*What you are asked to do*
Please return each record exactly as it stands.

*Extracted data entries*
== == ==
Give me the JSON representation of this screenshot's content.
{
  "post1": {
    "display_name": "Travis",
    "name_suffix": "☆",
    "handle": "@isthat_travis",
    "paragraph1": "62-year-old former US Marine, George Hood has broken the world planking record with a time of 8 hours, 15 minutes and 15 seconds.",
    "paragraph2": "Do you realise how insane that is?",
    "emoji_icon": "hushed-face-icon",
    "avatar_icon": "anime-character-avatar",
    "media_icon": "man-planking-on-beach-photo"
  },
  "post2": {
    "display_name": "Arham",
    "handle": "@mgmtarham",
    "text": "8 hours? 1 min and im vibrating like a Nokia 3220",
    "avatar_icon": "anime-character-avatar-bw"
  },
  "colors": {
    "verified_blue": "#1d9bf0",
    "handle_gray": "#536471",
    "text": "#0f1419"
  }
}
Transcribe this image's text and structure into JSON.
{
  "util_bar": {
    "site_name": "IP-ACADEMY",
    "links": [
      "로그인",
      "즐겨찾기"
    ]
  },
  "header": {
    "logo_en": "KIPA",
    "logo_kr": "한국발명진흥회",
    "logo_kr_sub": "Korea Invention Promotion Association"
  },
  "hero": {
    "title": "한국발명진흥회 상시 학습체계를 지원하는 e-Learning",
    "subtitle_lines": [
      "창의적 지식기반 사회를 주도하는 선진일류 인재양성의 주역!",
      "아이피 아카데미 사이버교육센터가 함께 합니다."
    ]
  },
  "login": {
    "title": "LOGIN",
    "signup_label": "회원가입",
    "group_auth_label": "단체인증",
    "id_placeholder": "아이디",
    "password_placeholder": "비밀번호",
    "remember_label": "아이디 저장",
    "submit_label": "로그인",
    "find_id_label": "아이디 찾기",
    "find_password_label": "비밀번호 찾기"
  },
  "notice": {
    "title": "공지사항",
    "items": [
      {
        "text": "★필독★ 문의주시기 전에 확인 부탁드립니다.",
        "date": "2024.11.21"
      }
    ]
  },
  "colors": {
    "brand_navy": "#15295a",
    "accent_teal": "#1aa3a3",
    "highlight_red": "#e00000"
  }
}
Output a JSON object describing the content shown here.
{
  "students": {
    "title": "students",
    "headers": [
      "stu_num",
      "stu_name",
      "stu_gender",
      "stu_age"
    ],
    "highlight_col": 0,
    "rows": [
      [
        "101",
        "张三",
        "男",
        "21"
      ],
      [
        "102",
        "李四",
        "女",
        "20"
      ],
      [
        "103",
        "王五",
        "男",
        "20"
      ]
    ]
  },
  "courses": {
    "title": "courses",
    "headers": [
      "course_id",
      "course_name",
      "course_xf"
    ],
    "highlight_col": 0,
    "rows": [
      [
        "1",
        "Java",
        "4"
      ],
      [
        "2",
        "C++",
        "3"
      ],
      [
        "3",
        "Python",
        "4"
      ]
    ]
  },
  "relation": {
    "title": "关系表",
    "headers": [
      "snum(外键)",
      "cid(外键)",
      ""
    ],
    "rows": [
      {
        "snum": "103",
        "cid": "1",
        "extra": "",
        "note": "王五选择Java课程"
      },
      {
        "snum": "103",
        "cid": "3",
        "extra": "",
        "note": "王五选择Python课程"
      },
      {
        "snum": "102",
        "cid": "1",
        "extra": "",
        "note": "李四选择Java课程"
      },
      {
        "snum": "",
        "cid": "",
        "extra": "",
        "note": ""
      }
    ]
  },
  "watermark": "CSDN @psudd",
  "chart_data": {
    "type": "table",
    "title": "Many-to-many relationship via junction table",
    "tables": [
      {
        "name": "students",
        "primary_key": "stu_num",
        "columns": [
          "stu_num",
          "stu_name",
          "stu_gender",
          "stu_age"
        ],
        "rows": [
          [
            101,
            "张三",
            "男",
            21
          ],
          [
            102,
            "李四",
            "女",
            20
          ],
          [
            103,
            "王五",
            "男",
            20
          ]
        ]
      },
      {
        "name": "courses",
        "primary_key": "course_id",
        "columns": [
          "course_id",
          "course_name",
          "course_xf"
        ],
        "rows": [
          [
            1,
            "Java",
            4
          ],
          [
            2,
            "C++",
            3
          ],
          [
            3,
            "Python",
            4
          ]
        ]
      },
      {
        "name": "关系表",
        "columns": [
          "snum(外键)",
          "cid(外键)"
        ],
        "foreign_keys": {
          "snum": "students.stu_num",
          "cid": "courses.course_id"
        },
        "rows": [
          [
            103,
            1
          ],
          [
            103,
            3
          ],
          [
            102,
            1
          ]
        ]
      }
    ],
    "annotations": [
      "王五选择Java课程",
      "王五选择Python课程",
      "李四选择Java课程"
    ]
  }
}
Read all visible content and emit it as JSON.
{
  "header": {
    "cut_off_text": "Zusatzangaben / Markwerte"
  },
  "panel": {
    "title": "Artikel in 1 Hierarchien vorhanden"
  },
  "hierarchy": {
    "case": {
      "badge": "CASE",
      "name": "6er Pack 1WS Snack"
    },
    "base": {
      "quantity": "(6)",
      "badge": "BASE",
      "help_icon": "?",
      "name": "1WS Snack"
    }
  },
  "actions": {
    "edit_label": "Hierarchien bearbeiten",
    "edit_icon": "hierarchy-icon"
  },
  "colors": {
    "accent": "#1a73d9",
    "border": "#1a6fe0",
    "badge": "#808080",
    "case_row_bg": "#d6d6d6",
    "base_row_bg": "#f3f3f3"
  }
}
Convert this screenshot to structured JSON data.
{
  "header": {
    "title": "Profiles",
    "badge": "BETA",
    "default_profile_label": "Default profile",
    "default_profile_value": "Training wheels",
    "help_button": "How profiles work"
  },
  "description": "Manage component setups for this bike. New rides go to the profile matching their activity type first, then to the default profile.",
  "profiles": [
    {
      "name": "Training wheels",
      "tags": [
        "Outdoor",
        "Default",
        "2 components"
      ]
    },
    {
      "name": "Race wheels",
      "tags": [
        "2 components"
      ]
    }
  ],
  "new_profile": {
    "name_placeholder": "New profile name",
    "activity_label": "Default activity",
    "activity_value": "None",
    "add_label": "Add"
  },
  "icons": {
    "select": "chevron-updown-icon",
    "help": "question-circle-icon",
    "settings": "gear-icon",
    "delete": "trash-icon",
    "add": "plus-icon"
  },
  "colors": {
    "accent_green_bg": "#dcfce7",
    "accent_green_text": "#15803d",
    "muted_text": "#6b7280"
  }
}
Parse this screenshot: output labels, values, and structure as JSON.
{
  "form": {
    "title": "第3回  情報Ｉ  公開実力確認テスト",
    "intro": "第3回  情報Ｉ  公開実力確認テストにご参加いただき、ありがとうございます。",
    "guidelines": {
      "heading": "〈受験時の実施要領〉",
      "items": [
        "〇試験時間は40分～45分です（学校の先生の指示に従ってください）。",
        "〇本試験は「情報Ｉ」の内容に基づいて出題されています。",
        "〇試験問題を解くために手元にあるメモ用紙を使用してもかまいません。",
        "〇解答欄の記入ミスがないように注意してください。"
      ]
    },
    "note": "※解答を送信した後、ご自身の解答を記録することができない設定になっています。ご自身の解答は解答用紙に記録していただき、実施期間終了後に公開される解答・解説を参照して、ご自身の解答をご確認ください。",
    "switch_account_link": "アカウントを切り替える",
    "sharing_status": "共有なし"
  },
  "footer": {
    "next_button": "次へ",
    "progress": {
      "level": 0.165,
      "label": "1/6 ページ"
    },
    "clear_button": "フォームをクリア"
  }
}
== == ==
*Output of the exercise*
Give me the JSON representation of this screenshot's content.
{
  "post1": {
    "display_name": "Travis",
    "name_suffix": "☆",
    "handle": "@isthat_travis",
    "paragraph1": "62-year-old former US Marine, George Hood has broken the world planking record with a time of 8 hours, 15 minutes and 15 seconds.",
    "paragraph2": "Do you realise how insane that is?",
    "emoji_icon": "hushed-face-icon",
    "avatar_icon": "anime-character-avatar",
    "media_icon": "man-planking-on-beach-photo"
  },
  "post2": {
    "display_name": "Arham",
    "handle": "@mgmtarham",
    "text": "8 hours? 1 min and im vibrating like a Nokia 3220",
    "avatar_icon": "anime-character-avatar-bw"
  },
  "colors": {
    "verified_blue": "#1d9bf0",
    "handle_gray": "#536471",
    "text": "#0f1419"
  }
}
Transcribe this image's text and structure into JSON.
{
  "util_bar": {
    "site_name": "IP-ACADEMY",
    "links": [
      "로그인",
      "즐겨찾기"
    ]
  },
  "header": {
    "logo_en": "KIPA",
    "logo_kr": "한국발명진흥회",
    "logo_kr_sub": "Korea Invention Promotion Association"
  },
  "hero": {
    "title": "한국발명진흥회 상시 학습체계를 지원하는 e-Learning",
    "subtitle_lines": [
      "창의적 지식기반 사회를 주도하는 선진일류 인재양성의 주역!",
      "아이피 아카데미 사이버교육센터가 함께 합니다."
    ]
  },
  "login": {
    "title": "LOGIN",
    "signup_label": "회원가입",
    "group_auth_label": "단체인증",
    "id_placeholder": "아이디",
    "password_placeholder": "비밀번호",
    "remember_label": "아이디 저장",
    "submit_label": "로그인",
    "find_id_label": "아이디 찾기",
    "find_password_label": "비밀번호 찾기"
  },
  "notice": {
    "title": "공지사항",
    "items": [
      {
        "text": "★필독★ 문의주시기 전에 확인 부탁드립니다.",
        "date": "2024.11.21"
      }
    ]
  },
  "colors": {
    "brand_navy": "#15295a",
    "accent_teal": "#1aa3a3",
    "highlight_red": "#e00000"
  }
}
Output a JSON object describing the content shown here.
{
  "students": {
    "title": "students",
    "headers": [
      "stu_num",
      "stu_name",
      "stu_gender",
      "stu_age"
    ],
    "highlight_col": 0,
    "rows": [
      [
        "101",
        "张三",
        "男",
        "21"
      ],
      [
        "102",
        "李四",
        "女",
        "20"
      ],
      [
        "103",
        "王五",
        "男",
        "20"
      ]
    ]
  },
  "courses": {
    "title": "courses",
    "headers": [
      "course_id",
      "course_name",
      "course_xf"
    ],
    "highlight_col": 0,
    "rows": [
      [
        "1",
        "Java",
        "4"
      ],
      [
        "2",
        "C++",
        "3"
      ],
      [
        "3",
        "Python",
        "4"
      ]
    ]
  },
  "relation": {
    "title": "关系表",
    "headers": [
      "snum(外键)",
      "cid(外键)",
      ""
    ],
    "rows": [
      {
        "snum": "103",
        "cid": "1",
        "extra": "",
        "note": "王五选择Java课程"
      },
      {
        "snum": "103",
        "cid": "3",
        "extra": "",
        "note": "王五选择Python课程"
      },
      {
        "snum": "102",
        "cid": "1",
        "extra": "",
        "note": "李四选择Java课程"
      },
      {
        "snum": "",
        "cid": "",
        "extra": "",
        "note": ""
      }
    ]
  },
  "watermark": "CSDN @psudd",
  "chart_data": {
    "type": "table",
    "title": "Many-to-many relationship via junction table",
    "tables": [
      {
        "name": "students",
        "primary_key": "stu_num",
        "columns": [
          "stu_num",
          "stu_name",
          "stu_gender",
          "stu_age"
        ],
        "rows": [
          [
            101,
            "张三",
            "男",
            21
          ],
          [
            102,
            "李四",
            "女",
            20
          ],
          [
            103,
            "王五",
            "男",
            20
          ]
        ]
      },
      {
        "name": "courses",
        "primary_key": "course_id",
        "columns": [
          "course_id",
          "course_name",
          "course_xf"
        ],
        "rows": [
          [
            1,
            "Java",
            4
          ],
          [
            2,
            "C++",
            3
          ],
          [
            3,
            "Python",
            4
          ]
        ]
      },
      {
        "name": "关系表",
        "columns": [
          "snum(外键)",
          "cid(外键)"
        ],
        "foreign_keys": {
          "snum": "students.stu_num",
          "cid": "courses.course_id"
        },
        "rows": [
          [
            103,
            1
          ],
          [
            103,
            3
          ],
          [
            102,
            1
          ]
        ]
      }
    ],
    "annotations": [
      "王五选择Java课程",
      "王五选择Python课程",
      "李四选择Java课程"
    ]
  }
}
Read all visible content and emit it as JSON.
{
  "header": {
    "cut_off_text": "Zusatzangaben / Markwerte"
  },
  "panel": {
    "title": "Artikel in 1 Hierarchien vorhanden"
  },
  "hierarchy": {
    "case": {
      "badge": "CASE",
      "name": "6er Pack 1WS Snack"
    },
    "base": {
      "quantity": "(6)",
      "badge": "BASE",
      "help_icon": "?",
      "name": "1WS Snack"
    }
  },
  "actions": {
    "edit_label": "Hierarchien bearbeiten",
    "edit_icon": "hierarchy-icon"
  },
  "colors": {
    "accent": "#1a73d9",
    "border": "#1a6fe0",
    "badge": "#808080",
    "case_row_bg": "#d6d6d6",
    "base_row_bg": "#f3f3f3"
  }
}
Convert this screenshot to structured JSON data.
{
  "header": {
    "title": "Profiles",
    "badge": "BETA",
    "default_profile_label": "Default profile",
    "default_profile_value": "Training wheels",
    "help_button": "How profiles work"
  },
  "description": "Manage component setups for this bike. New rides go to the profile matching their activity type first, then to the default profile.",
  "profiles": [
    {
      "name": "Training wheels",
      "tags": [
        "Outdoor",
        "Default",
        "2 components"
      ]
    },
    {
      "name": "Race wheels",
      "tags": [
        "2 components"
      ]
    }
  ],
  "new_profile": {
    "name_placeholder": "New profile name",
    "activity_label": "Default activity",
    "activity_value": "None",
    "add_label": "Add"
  },
  "icons": {
    "select": "chevron-updown-icon",
    "help": "question-circle-icon",
    "settings": "gear-icon",
    "delete": "trash-icon",
    "add": "plus-icon"
  },
  "colors": {
    "accent_green_bg": "#dcfce7",
    "accent_green_text": "#15803d",
    "muted_text": "#6b7280"
  }
}
Parse this screenshot: output labels, values, and structure as JSON.
{
  "form": {
    "title": "第3回  情報Ｉ  公開実力確認テスト",
    "intro": "第3回  情報Ｉ  公開実力確認テストにご参加いただき、ありがとうございます。",
    "guidelines": {
      "heading": "〈受験時の実施要領〉",
      "items": [
        "〇試験時間は40分～45分です（学校の先生の指示に従ってください）。",
        "〇本試験は「情報Ｉ」の内容に基づいて出題されています。",
        "〇試験問題を解くために手元にあるメモ用紙を使用してもかまいません。",
        "〇解答欄の記入ミスがないように注意してください。"
      ]
    },
    "note": "※解答を送信した後、ご自身の解答を記録することができない設定になっています。ご自身の解答は解答用紙に記録していただき、実施期間終了後に公開される解答・解説を参照して、ご自身の解答をご確認ください。",
    "switch_account_link": "アカウントを切り替える",
    "sharing_status": "共有なし"
  },
  "footer": {
    "next_button": "次へ",
    "progress": {
      "level": 0.165,
      "label": "1/6 ページ"
    },
    "clear_button": "フォームをクリア"
  }
}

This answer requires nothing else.